→ DATA FOR ANALYSIS:

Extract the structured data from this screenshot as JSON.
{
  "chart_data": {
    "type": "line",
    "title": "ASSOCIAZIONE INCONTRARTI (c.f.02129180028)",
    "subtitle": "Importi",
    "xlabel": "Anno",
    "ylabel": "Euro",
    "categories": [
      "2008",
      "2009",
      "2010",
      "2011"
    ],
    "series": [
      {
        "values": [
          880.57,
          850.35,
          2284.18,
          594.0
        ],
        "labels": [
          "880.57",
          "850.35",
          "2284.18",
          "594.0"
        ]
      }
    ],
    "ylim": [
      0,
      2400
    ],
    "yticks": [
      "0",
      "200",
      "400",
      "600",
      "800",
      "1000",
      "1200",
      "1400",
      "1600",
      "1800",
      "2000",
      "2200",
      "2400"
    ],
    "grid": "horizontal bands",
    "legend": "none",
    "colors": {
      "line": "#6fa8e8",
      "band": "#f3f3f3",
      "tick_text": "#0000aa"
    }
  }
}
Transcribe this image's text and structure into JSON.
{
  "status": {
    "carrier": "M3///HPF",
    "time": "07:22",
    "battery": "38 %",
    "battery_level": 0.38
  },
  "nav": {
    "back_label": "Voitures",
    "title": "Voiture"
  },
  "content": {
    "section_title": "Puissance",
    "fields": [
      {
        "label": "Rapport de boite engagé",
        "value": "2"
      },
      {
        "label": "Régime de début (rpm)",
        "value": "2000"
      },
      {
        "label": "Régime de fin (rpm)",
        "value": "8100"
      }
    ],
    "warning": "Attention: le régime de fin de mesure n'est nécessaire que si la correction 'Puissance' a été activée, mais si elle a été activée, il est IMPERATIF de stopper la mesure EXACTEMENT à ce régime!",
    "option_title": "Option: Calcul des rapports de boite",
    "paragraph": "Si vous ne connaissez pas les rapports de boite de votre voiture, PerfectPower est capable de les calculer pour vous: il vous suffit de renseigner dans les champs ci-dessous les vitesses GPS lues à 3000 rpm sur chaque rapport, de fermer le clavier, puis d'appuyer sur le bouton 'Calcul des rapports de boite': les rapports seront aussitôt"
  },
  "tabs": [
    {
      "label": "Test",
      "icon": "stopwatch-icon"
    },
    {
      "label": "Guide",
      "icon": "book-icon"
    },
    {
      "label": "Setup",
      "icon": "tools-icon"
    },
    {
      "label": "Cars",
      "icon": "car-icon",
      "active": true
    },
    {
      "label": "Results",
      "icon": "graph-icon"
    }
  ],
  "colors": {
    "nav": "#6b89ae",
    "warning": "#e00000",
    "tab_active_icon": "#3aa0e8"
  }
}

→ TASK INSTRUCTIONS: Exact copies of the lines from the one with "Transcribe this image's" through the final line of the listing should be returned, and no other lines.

→ PROBLEM SOLUTION:
Transcribe this image's text and structure into JSON.
{
  "status": {
    "carrier": "M3///HPF",
    "time": "07:22",
    "battery": "38 %",
    "battery_level": 0.38
  },
  "nav": {
    "back_label": "Voitures",
    "title": "Voiture"
  },
  "content": {
    "section_title": "Puissance",
    "fields": [
      {
        "label": "Rapport de boite engagé",
        "value": "2"
      },
      {
        "label": "Régime de début (rpm)",
        "value": "2000"
      },
      {
        "label": "Régime de fin (rpm)",
        "value": "8100"
      }
    ],
    "warning": "Attention: le régime de fin de mesure n'est nécessaire que si la correction 'Puissance' a été activée, mais si elle a été activée, il est IMPERATIF de stopper la mesure EXACTEMENT à ce régime!",
    "option_title": "Option: Calcul des rapports de boite",
    "paragraph": "Si vous ne connaissez pas les rapports de boite de votre voiture, PerfectPower est capable de les calculer pour vous: il vous suffit de renseigner dans les champs ci-dessous les vitesses GPS lues à 3000 rpm sur chaque rapport, de fermer le clavier, puis d'appuyer sur le bouton 'Calcul des rapports de boite': les rapports seront aussitôt"
  },
  "tabs": [
    {
      "label": "Test",
      "icon": "stopwatch-icon"
    },
    {
      "label": "Guide",
      "icon": "book-icon"
    },
    {
      "label": "Setup",
      "icon": "tools-icon"
    },
    {
      "label": "Cars",
      "icon": "car-icon",
      "active": true
    },
    {
      "label": "Results",
      "icon": "graph-icon"
    }
  ],
  "colors": {
    "nav": "#6b89ae",
    "warning": "#e00000",
    "tab_active_icon": "#3aa0e8"
  }
}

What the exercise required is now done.